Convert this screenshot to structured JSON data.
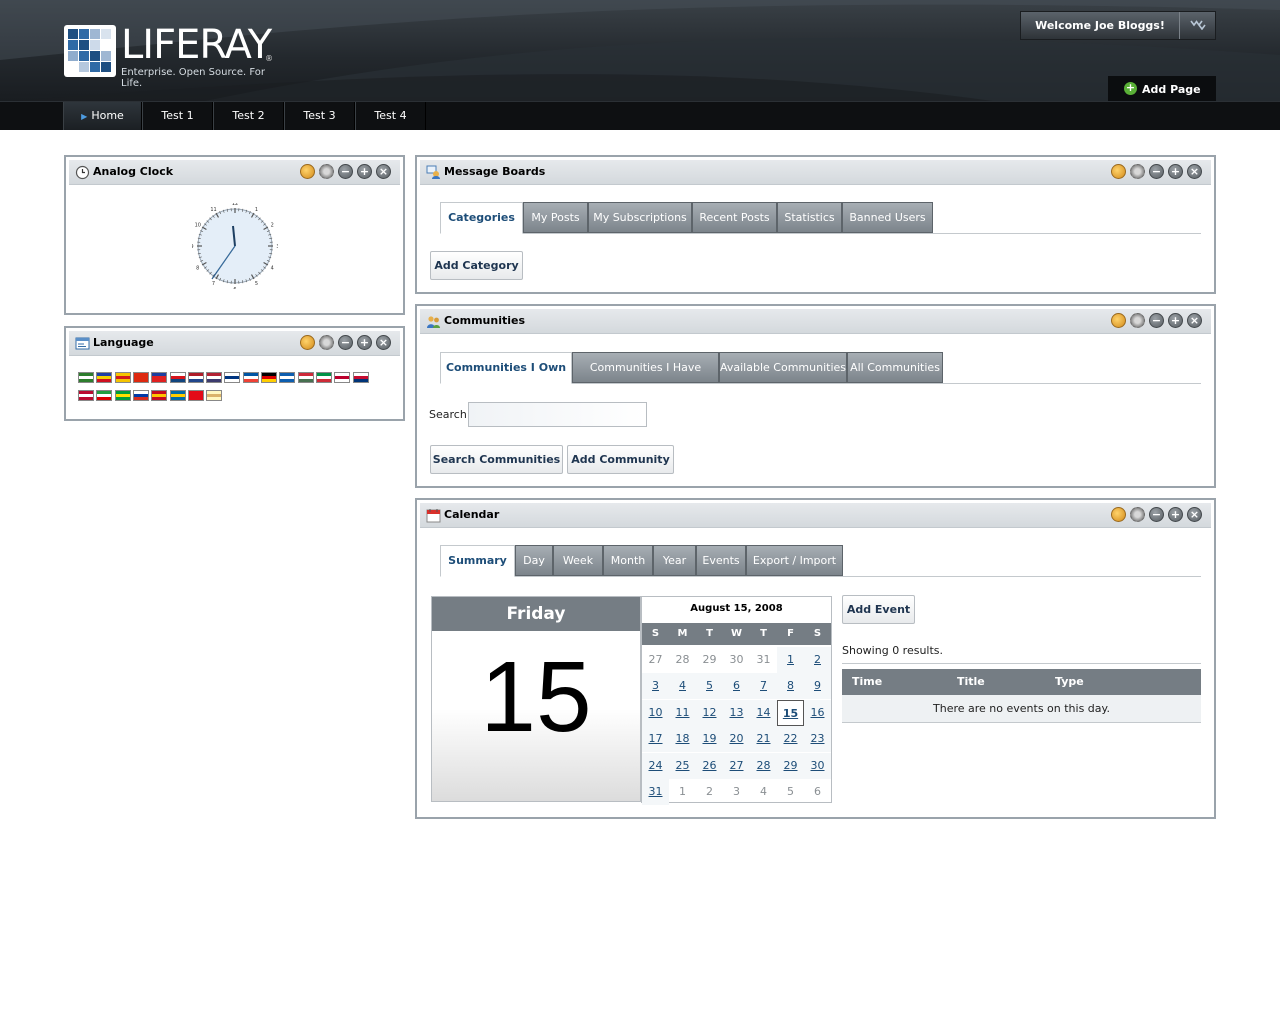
{
  "header": {
    "logo_text": "LIFERAY",
    "logo_reg": "®",
    "logo_tagline": "Enterprise. Open Source. For Life.",
    "welcome": "Welcome Joe Bloggs!",
    "add_page": "Add Page"
  },
  "nav": {
    "items": [
      {
        "label": "Home",
        "active": true
      },
      {
        "label": "Test 1"
      },
      {
        "label": "Test 2"
      },
      {
        "label": "Test 3"
      },
      {
        "label": "Test 4"
      }
    ]
  },
  "clock": {
    "title": "Analog Clock",
    "numbers": [
      "12",
      "1",
      "2",
      "3",
      "4",
      "5",
      "6",
      "7",
      "8",
      "9",
      "10",
      "11"
    ]
  },
  "language": {
    "title": "Language",
    "flags": [
      {
        "name": "flag-arabic",
        "colors": [
          "#2d7d2d",
          "#fff",
          "#2d7d2d"
        ]
      },
      {
        "name": "flag-catalan-andorra",
        "colors": [
          "#1f3fa6",
          "#f5d200",
          "#cf1020"
        ]
      },
      {
        "name": "flag-catalan",
        "colors": [
          "#f5c400",
          "#d21a1a",
          "#f5c400"
        ]
      },
      {
        "name": "flag-china",
        "colors": [
          "#de2910",
          "#de2910",
          "#de2910"
        ]
      },
      {
        "name": "flag-taiwan",
        "colors": [
          "#1d3fa0",
          "#e02020",
          "#e02020"
        ]
      },
      {
        "name": "flag-czech",
        "colors": [
          "#fff",
          "#d7141a",
          "#11457e"
        ]
      },
      {
        "name": "flag-netherlands",
        "colors": [
          "#ae1c28",
          "#fff",
          "#21468b"
        ]
      },
      {
        "name": "flag-usa",
        "colors": [
          "#b22234",
          "#fff",
          "#3c3b6e"
        ]
      },
      {
        "name": "flag-finland",
        "colors": [
          "#fff",
          "#003580",
          "#fff"
        ]
      },
      {
        "name": "flag-france",
        "colors": [
          "#0055a4",
          "#fff",
          "#ef4135"
        ]
      },
      {
        "name": "flag-germany",
        "colors": [
          "#000",
          "#dd0000",
          "#ffce00"
        ]
      },
      {
        "name": "flag-greece",
        "colors": [
          "#0d5eaf",
          "#fff",
          "#0d5eaf"
        ]
      },
      {
        "name": "flag-hungary",
        "colors": [
          "#ce2939",
          "#fff",
          "#477050"
        ]
      },
      {
        "name": "flag-italy",
        "colors": [
          "#009246",
          "#fff",
          "#ce2b37"
        ]
      },
      {
        "name": "flag-japan",
        "colors": [
          "#fff",
          "#bc002d",
          "#fff"
        ]
      },
      {
        "name": "flag-korea",
        "colors": [
          "#fff",
          "#c60c30",
          "#003478"
        ]
      },
      {
        "name": "flag-norway",
        "colors": [
          "#ba0c2f",
          "#fff",
          "#ba0c2f"
        ]
      },
      {
        "name": "flag-iran",
        "colors": [
          "#239f40",
          "#fff",
          "#da0000"
        ]
      },
      {
        "name": "flag-brazil",
        "colors": [
          "#009c3b",
          "#ffdf00",
          "#009c3b"
        ]
      },
      {
        "name": "flag-russia",
        "colors": [
          "#fff",
          "#0039a6",
          "#d52b1e"
        ]
      },
      {
        "name": "flag-spain",
        "colors": [
          "#c60b1e",
          "#ffc400",
          "#c60b1e"
        ]
      },
      {
        "name": "flag-sweden",
        "colors": [
          "#006aa7",
          "#fecc00",
          "#006aa7"
        ]
      },
      {
        "name": "flag-turkey",
        "colors": [
          "#e30a17",
          "#e30a17",
          "#e30a17"
        ]
      },
      {
        "name": "flag-vietnam",
        "colors": [
          "#fff7c0",
          "#dab26a",
          "#fff7c0"
        ]
      }
    ]
  },
  "message_boards": {
    "title": "Message Boards",
    "tabs": [
      "Categories",
      "My Posts",
      "My Subscriptions",
      "Recent Posts",
      "Statistics",
      "Banned Users"
    ],
    "add_category": "Add Category"
  },
  "communities": {
    "title": "Communities",
    "tabs": [
      "Communities I Own",
      "Communities I Have Joined",
      "Available Communities",
      "All Communities"
    ],
    "search_label": "Search",
    "search_value": "",
    "search_button": "Search Communities",
    "add_button": "Add Community"
  },
  "calendar": {
    "title": "Calendar",
    "tabs": [
      "Summary",
      "Day",
      "Week",
      "Month",
      "Year",
      "Events",
      "Export / Import"
    ],
    "day_name": "Friday",
    "day_number": "15",
    "month_header": "August 15, 2008",
    "dow": [
      "S",
      "M",
      "T",
      "W",
      "T",
      "F",
      "S"
    ],
    "weeks": [
      [
        {
          "d": "27",
          "o": 1
        },
        {
          "d": "28",
          "o": 1
        },
        {
          "d": "29",
          "o": 1
        },
        {
          "d": "30",
          "o": 1
        },
        {
          "d": "31",
          "o": 1
        },
        {
          "d": "1"
        },
        {
          "d": "2"
        }
      ],
      [
        {
          "d": "3"
        },
        {
          "d": "4"
        },
        {
          "d": "5"
        },
        {
          "d": "6"
        },
        {
          "d": "7"
        },
        {
          "d": "8"
        },
        {
          "d": "9"
        }
      ],
      [
        {
          "d": "10"
        },
        {
          "d": "11"
        },
        {
          "d": "12"
        },
        {
          "d": "13"
        },
        {
          "d": "14"
        },
        {
          "d": "15",
          "t": 1
        },
        {
          "d": "16"
        }
      ],
      [
        {
          "d": "17"
        },
        {
          "d": "18"
        },
        {
          "d": "19"
        },
        {
          "d": "20"
        },
        {
          "d": "21"
        },
        {
          "d": "22"
        },
        {
          "d": "23"
        }
      ],
      [
        {
          "d": "24"
        },
        {
          "d": "25"
        },
        {
          "d": "26"
        },
        {
          "d": "27"
        },
        {
          "d": "28"
        },
        {
          "d": "29"
        },
        {
          "d": "30"
        }
      ],
      [
        {
          "d": "31"
        },
        {
          "d": "1",
          "o": 1
        },
        {
          "d": "2",
          "o": 1
        },
        {
          "d": "3",
          "o": 1
        },
        {
          "d": "4",
          "o": 1
        },
        {
          "d": "5",
          "o": 1
        },
        {
          "d": "6",
          "o": 1
        }
      ]
    ],
    "add_event": "Add Event",
    "showing": "Showing 0 results.",
    "columns": [
      "Time",
      "Title",
      "Type"
    ],
    "empty": "There are no events on this day."
  }
}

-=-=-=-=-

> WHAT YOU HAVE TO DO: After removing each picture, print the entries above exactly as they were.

> SOLUTION TO THIS TASK:
Convert this screenshot to structured JSON data.
{
  "header": {
    "logo_text": "LIFERAY",
    "logo_reg": "®",
    "logo_tagline": "Enterprise. Open Source. For Life.",
    "welcome": "Welcome Joe Bloggs!",
    "add_page": "Add Page"
  },
  "nav": {
    "items": [
      {
        "label": "Home",
        "active": true
      },
      {
        "label": "Test 1"
      },
      {
        "label": "Test 2"
      },
      {
        "label": "Test 3"
      },
      {
        "label": "Test 4"
      }
    ]
  },
  "clock": {
    "title": "Analog Clock",
    "numbers": [
      "12",
      "1",
      "2",
      "3",
      "4",
      "5",
      "6",
      "7",
      "8",
      "9",
      "10",
      "11"
    ]
  },
  "language": {
    "title": "Language",
    "flags": [
      {
        "name": "flag-arabic",
        "colors": [
          "#2d7d2d",
          "#fff",
          "#2d7d2d"
        ]
      },
      {
        "name": "flag-catalan-andorra",
        "colors": [
          "#1f3fa6",
          "#f5d200",
          "#cf1020"
        ]
      },
      {
        "name": "flag-catalan",
        "colors": [
          "#f5c400",
          "#d21a1a",
          "#f5c400"
        ]
      },
      {
        "name": "flag-china",
        "colors": [
          "#de2910",
          "#de2910",
          "#de2910"
        ]
      },
      {
        "name": "flag-taiwan",
        "colors": [
          "#1d3fa0",
          "#e02020",
          "#e02020"
        ]
      },
      {
        "name": "flag-czech",
        "colors": [
          "#fff",
          "#d7141a",
          "#11457e"
        ]
      },
      {
        "name": "flag-netherlands",
        "colors": [
          "#ae1c28",
          "#fff",
          "#21468b"
        ]
      },
      {
        "name": "flag-usa",
        "colors": [
          "#b22234",
          "#fff",
          "#3c3b6e"
        ]
      },
      {
        "name": "flag-finland",
        "colors": [
          "#fff",
          "#003580",
          "#fff"
        ]
      },
      {
        "name": "flag-france",
        "colors": [
          "#0055a4",
          "#fff",
          "#ef4135"
        ]
      },
      {
        "name": "flag-germany",
        "colors": [
          "#000",
          "#dd0000",
          "#ffce00"
        ]
      },
      {
        "name": "flag-greece",
        "colors": [
          "#0d5eaf",
          "#fff",
          "#0d5eaf"
        ]
      },
      {
        "name": "flag-hungary",
        "colors": [
          "#ce2939",
          "#fff",
          "#477050"
        ]
      },
      {
        "name": "flag-italy",
        "colors": [
          "#009246",
          "#fff",
          "#ce2b37"
        ]
      },
      {
        "name": "flag-japan",
        "colors": [
          "#fff",
          "#bc002d",
          "#fff"
        ]
      },
      {
        "name": "flag-korea",
        "colors": [
          "#fff",
          "#c60c30",
          "#003478"
        ]
      },
      {
        "name": "flag-norway",
        "colors": [
          "#ba0c2f",
          "#fff",
          "#ba0c2f"
        ]
      },
      {
        "name": "flag-iran",
        "colors": [
          "#239f40",
          "#fff",
          "#da0000"
        ]
      },
      {
        "name": "flag-brazil",
        "colors": [
          "#009c3b",
          "#ffdf00",
          "#009c3b"
        ]
      },
      {
        "name": "flag-russia",
        "colors": [
          "#fff",
          "#0039a6",
          "#d52b1e"
        ]
      },
      {
        "name": "flag-spain",
        "colors": [
          "#c60b1e",
          "#ffc400",
          "#c60b1e"
        ]
      },
      {
        "name": "flag-sweden",
        "colors": [
          "#006aa7",
          "#fecc00",
          "#006aa7"
        ]
      },
      {
        "name": "flag-turkey",
        "colors": [
          "#e30a17",
          "#e30a17",
          "#e30a17"
        ]
      },
      {
        "name": "flag-vietnam",
        "colors": [
          "#fff7c0",
          "#dab26a",
          "#fff7c0"
        ]
      }
    ]
  },
  "message_boards": {
    "title": "Message Boards",
    "tabs": [
      "Categories",
      "My Posts",
      "My Subscriptions",
      "Recent Posts",
      "Statistics",
      "Banned Users"
    ],
    "add_category": "Add Category"
  },
  "communities": {
    "title": "Communities",
    "tabs": [
      "Communities I Own",
      "Communities I Have Joined",
      "Available Communities",
      "All Communities"
    ],
    "search_label": "Search",
    "search_value": "",
    "search_button": "Search Communities",
    "add_button": "Add Community"
  },
  "calendar": {
    "title": "Calendar",
    "tabs": [
      "Summary",
      "Day",
      "Week",
      "Month",
      "Year",
      "Events",
      "Export / Import"
    ],
    "day_name": "Friday",
    "day_number": "15",
    "month_header": "August 15, 2008",
    "dow": [
      "S",
      "M",
      "T",
      "W",
      "T",
      "F",
      "S"
    ],
    "weeks": [
      [
        {
          "d": "27",
          "o": 1
        },
        {
          "d": "28",
          "o": 1
        },
        {
          "d": "29",
          "o": 1
        },
        {
          "d": "30",
          "o": 1
        },
        {
          "d": "31",
          "o": 1
        },
        {
          "d": "1"
        },
        {
          "d": "2"
        }
      ],
      [
        {
          "d": "3"
        },
        {
          "d": "4"
        },
        {
          "d": "5"
        },
        {
          "d": "6"
        },
        {
          "d": "7"
        },
        {
          "d": "8"
        },
        {
          "d": "9"
        }
      ],
      [
        {
          "d": "10"
        },
        {
          "d": "11"
        },
        {
          "d": "12"
        },
        {
          "d": "13"
        },
        {
          "d": "14"
        },
        {
          "d": "15",
          "t": 1
        },
        {
          "d": "16"
        }
      ],
      [
        {
          "d": "17"
        },
        {
          "d": "18"
        },
        {
          "d": "19"
        },
        {
          "d": "20"
        },
        {
          "d": "21"
        },
        {
          "d": "22"
        },
        {
          "d": "23"
        }
      ],
      [
        {
          "d": "24"
        },
        {
          "d": "25"
        },
        {
          "d": "26"
        },
        {
          "d": "27"
        },
        {
          "d": "28"
        },
        {
          "d": "29"
        },
        {
          "d": "30"
        }
      ],
      [
        {
          "d": "31"
        },
        {
          "d": "1",
          "o": 1
        },
        {
          "d": "2",
          "o": 1
        },
        {
          "d": "3",
          "o": 1
        },
        {
          "d": "4",
          "o": 1
        },
        {
          "d": "5",
          "o": 1
        },
        {
          "d": "6",
          "o": 1
        }
      ]
    ],
    "add_event": "Add Event",
    "showing": "Showing 0 results.",
    "columns": [
      "Time",
      "Title",
      "Type"
    ],
    "empty": "There are no events on this day."
  }
}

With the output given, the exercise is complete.